WHAT YOU SHOULD DO: Go through the lines below and repeat each one exactly, skipping pictures.

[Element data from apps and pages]
== Segment start ==
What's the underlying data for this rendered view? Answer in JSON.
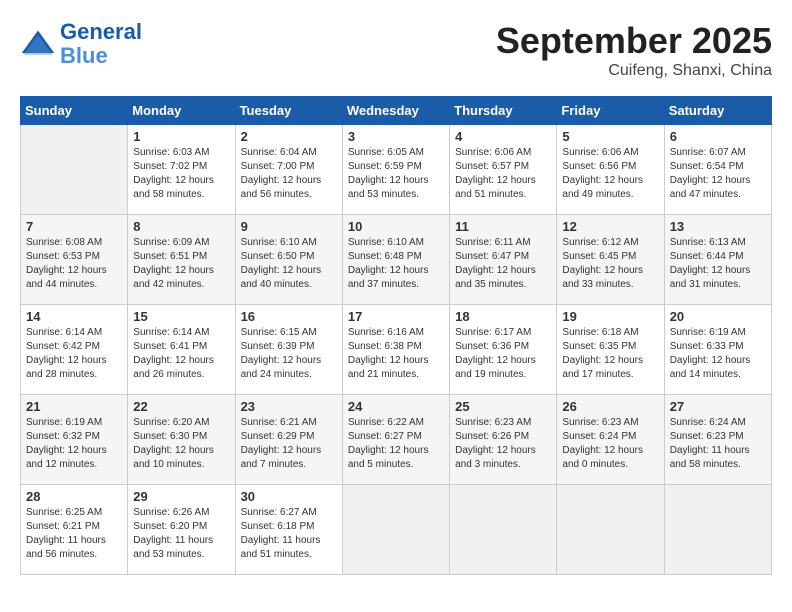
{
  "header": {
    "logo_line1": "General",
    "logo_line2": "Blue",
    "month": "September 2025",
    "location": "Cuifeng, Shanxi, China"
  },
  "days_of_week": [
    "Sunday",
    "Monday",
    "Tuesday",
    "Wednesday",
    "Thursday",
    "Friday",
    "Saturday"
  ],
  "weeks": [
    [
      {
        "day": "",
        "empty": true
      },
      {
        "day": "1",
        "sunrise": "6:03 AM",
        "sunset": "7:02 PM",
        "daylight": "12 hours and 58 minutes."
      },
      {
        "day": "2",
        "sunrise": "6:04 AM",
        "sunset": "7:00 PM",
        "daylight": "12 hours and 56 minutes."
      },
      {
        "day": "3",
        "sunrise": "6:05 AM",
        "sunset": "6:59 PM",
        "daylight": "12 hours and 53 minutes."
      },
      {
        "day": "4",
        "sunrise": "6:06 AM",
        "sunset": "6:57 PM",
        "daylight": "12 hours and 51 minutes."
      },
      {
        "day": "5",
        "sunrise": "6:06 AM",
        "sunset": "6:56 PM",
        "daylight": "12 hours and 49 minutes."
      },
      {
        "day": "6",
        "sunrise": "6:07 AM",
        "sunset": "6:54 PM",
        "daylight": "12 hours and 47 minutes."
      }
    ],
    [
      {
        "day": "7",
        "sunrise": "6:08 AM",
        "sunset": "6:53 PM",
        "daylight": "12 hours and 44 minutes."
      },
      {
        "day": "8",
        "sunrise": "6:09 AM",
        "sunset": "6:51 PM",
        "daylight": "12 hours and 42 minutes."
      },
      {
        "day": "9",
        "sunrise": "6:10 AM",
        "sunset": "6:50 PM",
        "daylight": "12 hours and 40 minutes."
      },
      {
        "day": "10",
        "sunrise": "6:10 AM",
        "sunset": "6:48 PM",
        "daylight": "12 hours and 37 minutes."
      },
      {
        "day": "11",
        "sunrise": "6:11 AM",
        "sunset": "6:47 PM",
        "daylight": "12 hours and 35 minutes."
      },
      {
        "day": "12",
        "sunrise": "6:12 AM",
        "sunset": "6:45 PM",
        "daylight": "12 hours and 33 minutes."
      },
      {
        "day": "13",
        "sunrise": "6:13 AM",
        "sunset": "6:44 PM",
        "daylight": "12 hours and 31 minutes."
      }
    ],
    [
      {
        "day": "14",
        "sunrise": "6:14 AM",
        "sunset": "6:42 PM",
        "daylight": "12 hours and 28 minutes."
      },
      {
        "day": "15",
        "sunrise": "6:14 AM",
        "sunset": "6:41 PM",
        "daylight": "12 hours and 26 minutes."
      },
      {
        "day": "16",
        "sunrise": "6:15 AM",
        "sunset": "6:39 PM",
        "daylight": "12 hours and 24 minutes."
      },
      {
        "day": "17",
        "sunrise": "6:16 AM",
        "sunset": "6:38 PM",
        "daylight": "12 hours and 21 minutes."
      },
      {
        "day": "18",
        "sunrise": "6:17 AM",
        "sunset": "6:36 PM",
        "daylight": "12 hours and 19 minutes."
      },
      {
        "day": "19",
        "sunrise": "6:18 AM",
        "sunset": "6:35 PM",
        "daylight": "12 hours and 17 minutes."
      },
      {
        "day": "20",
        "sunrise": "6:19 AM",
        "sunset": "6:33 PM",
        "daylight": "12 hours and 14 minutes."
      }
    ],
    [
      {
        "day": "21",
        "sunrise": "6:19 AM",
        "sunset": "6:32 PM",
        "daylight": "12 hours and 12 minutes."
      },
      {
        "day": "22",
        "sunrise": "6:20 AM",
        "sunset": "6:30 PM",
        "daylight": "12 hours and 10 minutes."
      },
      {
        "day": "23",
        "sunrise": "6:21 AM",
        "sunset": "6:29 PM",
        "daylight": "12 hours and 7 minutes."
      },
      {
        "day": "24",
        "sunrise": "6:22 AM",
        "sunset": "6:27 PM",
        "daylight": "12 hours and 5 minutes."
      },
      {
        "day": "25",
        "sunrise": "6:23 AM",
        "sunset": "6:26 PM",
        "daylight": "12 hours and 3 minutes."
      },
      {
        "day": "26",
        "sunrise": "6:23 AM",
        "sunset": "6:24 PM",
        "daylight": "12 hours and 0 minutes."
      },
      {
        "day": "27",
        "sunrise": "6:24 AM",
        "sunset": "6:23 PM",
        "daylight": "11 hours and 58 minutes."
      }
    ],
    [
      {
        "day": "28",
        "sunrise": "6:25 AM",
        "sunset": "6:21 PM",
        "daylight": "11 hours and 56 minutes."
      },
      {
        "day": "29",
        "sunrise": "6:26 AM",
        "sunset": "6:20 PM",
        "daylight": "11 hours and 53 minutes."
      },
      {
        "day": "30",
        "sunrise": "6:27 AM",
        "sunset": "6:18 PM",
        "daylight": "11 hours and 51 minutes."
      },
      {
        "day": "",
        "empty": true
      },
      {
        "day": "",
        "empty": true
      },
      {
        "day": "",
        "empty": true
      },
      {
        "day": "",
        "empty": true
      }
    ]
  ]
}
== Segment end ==
EXERCISE SOLUTION:
What's the underlying data for this rendered view? Answer in JSON.
{
  "header": {
    "logo_line1": "General",
    "logo_line2": "Blue",
    "month": "September 2025",
    "location": "Cuifeng, Shanxi, China"
  },
  "days_of_week": [
    "Sunday",
    "Monday",
    "Tuesday",
    "Wednesday",
    "Thursday",
    "Friday",
    "Saturday"
  ],
  "weeks": [
    [
      {
        "day": "",
        "empty": true
      },
      {
        "day": "1",
        "sunrise": "6:03 AM",
        "sunset": "7:02 PM",
        "daylight": "12 hours and 58 minutes."
      },
      {
        "day": "2",
        "sunrise": "6:04 AM",
        "sunset": "7:00 PM",
        "daylight": "12 hours and 56 minutes."
      },
      {
        "day": "3",
        "sunrise": "6:05 AM",
        "sunset": "6:59 PM",
        "daylight": "12 hours and 53 minutes."
      },
      {
        "day": "4",
        "sunrise": "6:06 AM",
        "sunset": "6:57 PM",
        "daylight": "12 hours and 51 minutes."
      },
      {
        "day": "5",
        "sunrise": "6:06 AM",
        "sunset": "6:56 PM",
        "daylight": "12 hours and 49 minutes."
      },
      {
        "day": "6",
        "sunrise": "6:07 AM",
        "sunset": "6:54 PM",
        "daylight": "12 hours and 47 minutes."
      }
    ],
    [
      {
        "day": "7",
        "sunrise": "6:08 AM",
        "sunset": "6:53 PM",
        "daylight": "12 hours and 44 minutes."
      },
      {
        "day": "8",
        "sunrise": "6:09 AM",
        "sunset": "6:51 PM",
        "daylight": "12 hours and 42 minutes."
      },
      {
        "day": "9",
        "sunrise": "6:10 AM",
        "sunset": "6:50 PM",
        "daylight": "12 hours and 40 minutes."
      },
      {
        "day": "10",
        "sunrise": "6:10 AM",
        "sunset": "6:48 PM",
        "daylight": "12 hours and 37 minutes."
      },
      {
        "day": "11",
        "sunrise": "6:11 AM",
        "sunset": "6:47 PM",
        "daylight": "12 hours and 35 minutes."
      },
      {
        "day": "12",
        "sunrise": "6:12 AM",
        "sunset": "6:45 PM",
        "daylight": "12 hours and 33 minutes."
      },
      {
        "day": "13",
        "sunrise": "6:13 AM",
        "sunset": "6:44 PM",
        "daylight": "12 hours and 31 minutes."
      }
    ],
    [
      {
        "day": "14",
        "sunrise": "6:14 AM",
        "sunset": "6:42 PM",
        "daylight": "12 hours and 28 minutes."
      },
      {
        "day": "15",
        "sunrise": "6:14 AM",
        "sunset": "6:41 PM",
        "daylight": "12 hours and 26 minutes."
      },
      {
        "day": "16",
        "sunrise": "6:15 AM",
        "sunset": "6:39 PM",
        "daylight": "12 hours and 24 minutes."
      },
      {
        "day": "17",
        "sunrise": "6:16 AM",
        "sunset": "6:38 PM",
        "daylight": "12 hours and 21 minutes."
      },
      {
        "day": "18",
        "sunrise": "6:17 AM",
        "sunset": "6:36 PM",
        "daylight": "12 hours and 19 minutes."
      },
      {
        "day": "19",
        "sunrise": "6:18 AM",
        "sunset": "6:35 PM",
        "daylight": "12 hours and 17 minutes."
      },
      {
        "day": "20",
        "sunrise": "6:19 AM",
        "sunset": "6:33 PM",
        "daylight": "12 hours and 14 minutes."
      }
    ],
    [
      {
        "day": "21",
        "sunrise": "6:19 AM",
        "sunset": "6:32 PM",
        "daylight": "12 hours and 12 minutes."
      },
      {
        "day": "22",
        "sunrise": "6:20 AM",
        "sunset": "6:30 PM",
        "daylight": "12 hours and 10 minutes."
      },
      {
        "day": "23",
        "sunrise": "6:21 AM",
        "sunset": "6:29 PM",
        "daylight": "12 hours and 7 minutes."
      },
      {
        "day": "24",
        "sunrise": "6:22 AM",
        "sunset": "6:27 PM",
        "daylight": "12 hours and 5 minutes."
      },
      {
        "day": "25",
        "sunrise": "6:23 AM",
        "sunset": "6:26 PM",
        "daylight": "12 hours and 3 minutes."
      },
      {
        "day": "26",
        "sunrise": "6:23 AM",
        "sunset": "6:24 PM",
        "daylight": "12 hours and 0 minutes."
      },
      {
        "day": "27",
        "sunrise": "6:24 AM",
        "sunset": "6:23 PM",
        "daylight": "11 hours and 58 minutes."
      }
    ],
    [
      {
        "day": "28",
        "sunrise": "6:25 AM",
        "sunset": "6:21 PM",
        "daylight": "11 hours and 56 minutes."
      },
      {
        "day": "29",
        "sunrise": "6:26 AM",
        "sunset": "6:20 PM",
        "daylight": "11 hours and 53 minutes."
      },
      {
        "day": "30",
        "sunrise": "6:27 AM",
        "sunset": "6:18 PM",
        "daylight": "11 hours and 51 minutes."
      },
      {
        "day": "",
        "empty": true
      },
      {
        "day": "",
        "empty": true
      },
      {
        "day": "",
        "empty": true
      },
      {
        "day": "",
        "empty": true
      }
    ]
  ]
}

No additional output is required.